A Minnesota Public Radio News/University of Minnesota poll showed: Who Is Running More Negative TV Ads? N. Coleman 48% A. Franken 21 No difference 23Coleman got Franken's negatives down as far as he could, and now his favorables are falling too. So! Stunt time! Honestly, McCain could've used something more like this back when the race was way closer. Instead he went the opposite direction ("canceling the campaign" never had a chance in part because it was transparent lie and was reported at such), and now he's stuck in deep dark attack mode. Will it work for Norm? It'll probably help. All bets are off if Obama wins big in Minnesota (where he's polling a bit behind the rest of the upper midwest), but in a narrow election Coleman gets enough Obama converts to win it. Which means, sadly, that Americans waiting for the first SNL veteran to hold elected office will have to rest their hopes on a Piscopo Governorship.

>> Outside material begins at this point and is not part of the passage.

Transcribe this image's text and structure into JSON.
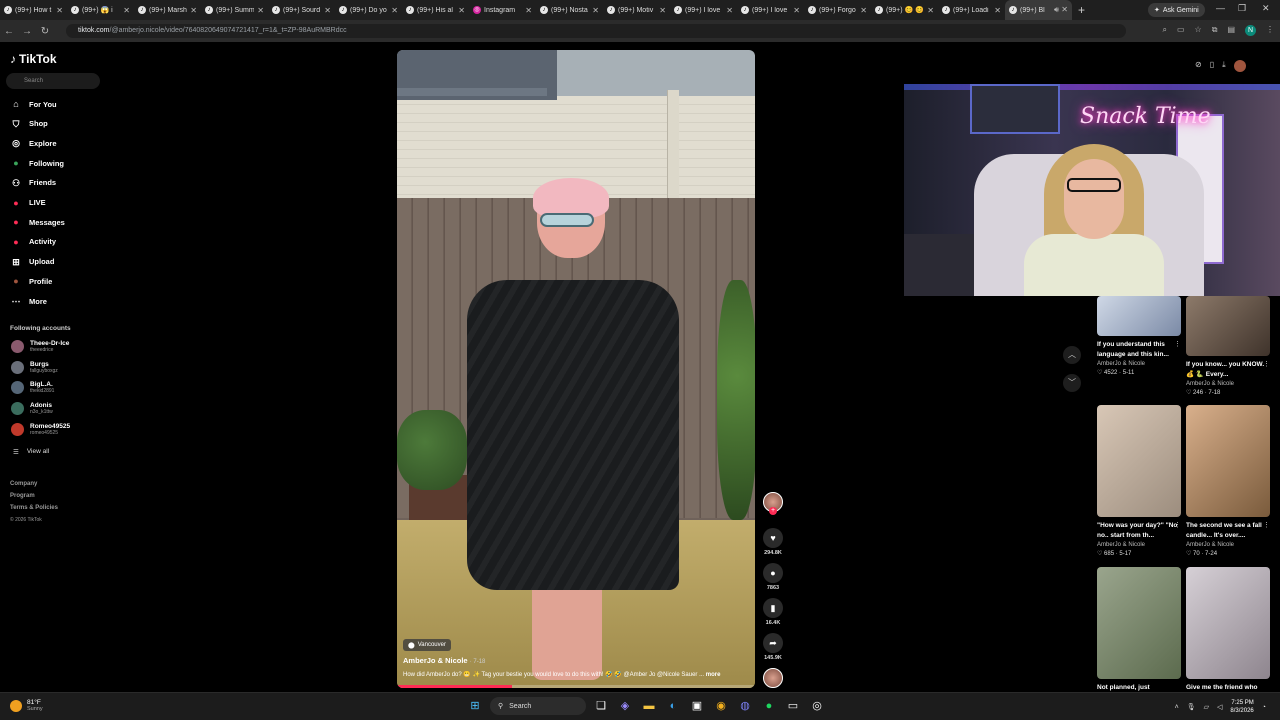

Minnesota Senator Norm Coleman is a scummy asshole and also, usually, a surprisingly good politician. (You'd kinda have to be to be a New Yorker with a sham marriage to a wannabe Hollywood actress and still win in Minnesota.) He's the "which way is the wind blowing" style of campaigner, and now he's suspending his campaign to... no, sorry, he's "suspending all negative campaign ads" as of today. It's a great little stunt, actually. Coleman's running against Al Franken. Franken basically didn't have a chance in hell of winning, until a) Obama began surging and b) the economy went into a tailspin. Suddenly, Obama is occasionally polling in the double digits in Minnesota (a double-digit Obama victory may be the only way for Franken to get into office), and, even worse, Franken is sometimes outpolling Coleman (Franken is up 9 points in the most recent Star Tribune poll, which is an outlier, but Coleman's lead seems to be shrinking everywhere else). The campaign's been vicious and negative by any standard, but especially for Minnesota, where campaigns have always seemed a little more polite. All this was before a video of Coleman's spokesman disastrously not defending Coleman's gifts from wealthy businessmen swept across the internet. Finally, MSNBC points this statistic out: